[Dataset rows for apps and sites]
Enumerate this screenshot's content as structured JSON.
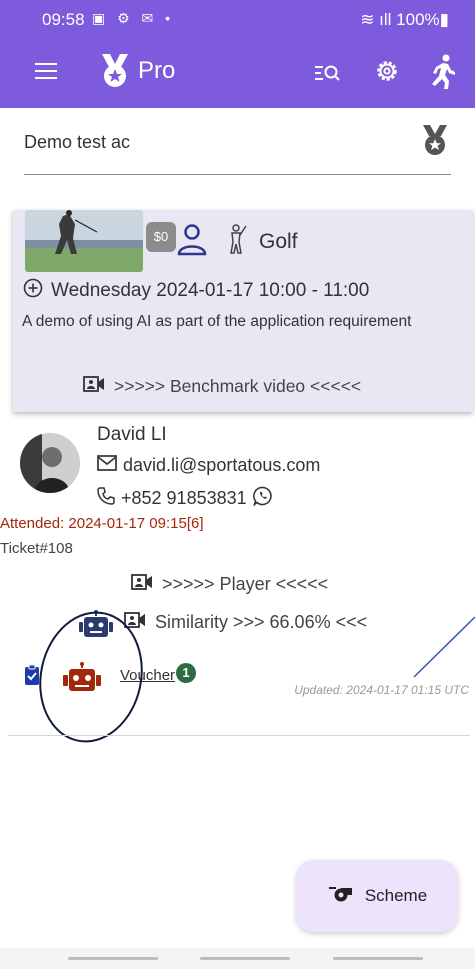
{
  "status": {
    "time": "09:58",
    "icons": "▣ ⚙ ✉ •",
    "battery": "100%"
  },
  "appbar": {
    "title": "Pro",
    "icons": [
      "menu-icon",
      "medal-logo-icon",
      "filter-search-icon",
      "gear-icon",
      "running-icon"
    ]
  },
  "search": {
    "value": "Demo test ac"
  },
  "session": {
    "price": "$0",
    "sport": "Golf",
    "datetime": "Wednesday 2024-01-17 10:00 - 11:00",
    "description": "A demo of using AI as part of the application requirement",
    "benchmark_link": ">>>>> Benchmark video <<<<<"
  },
  "player": {
    "name": "David LI",
    "email": "david.li@sportatous.com",
    "phone": "+852 91853831",
    "attended": "Attended: 2024-01-17 09:15[6]",
    "ticket": "Ticket#108",
    "player_link": ">>>>> Player <<<<<",
    "similarity": "Similarity >>> 66.06% <<<",
    "voucher_label": "Voucher",
    "voucher_count": "1",
    "updated": "Updated: 2024-01-17 01:15 UTC"
  },
  "fab": {
    "label": "Scheme"
  },
  "colors": {
    "primary": "#7e5bdc",
    "card_bg": "#eae6f3",
    "attended": "#a3270a",
    "robot_red": "#a3270a",
    "robot_blue": "#2d3a6e",
    "badge": "#2e6b40",
    "fab_bg": "#ede3fb"
  }
}
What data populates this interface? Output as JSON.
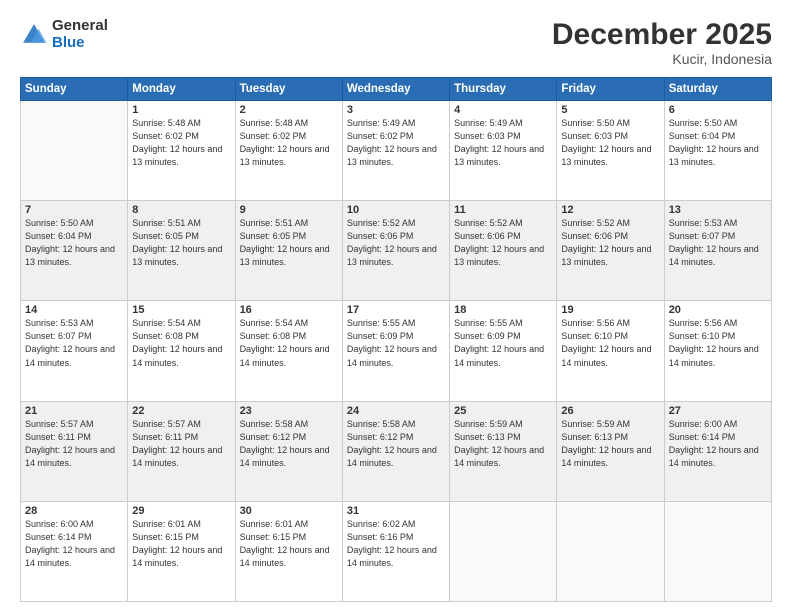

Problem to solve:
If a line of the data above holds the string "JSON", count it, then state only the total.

Exercise response:
2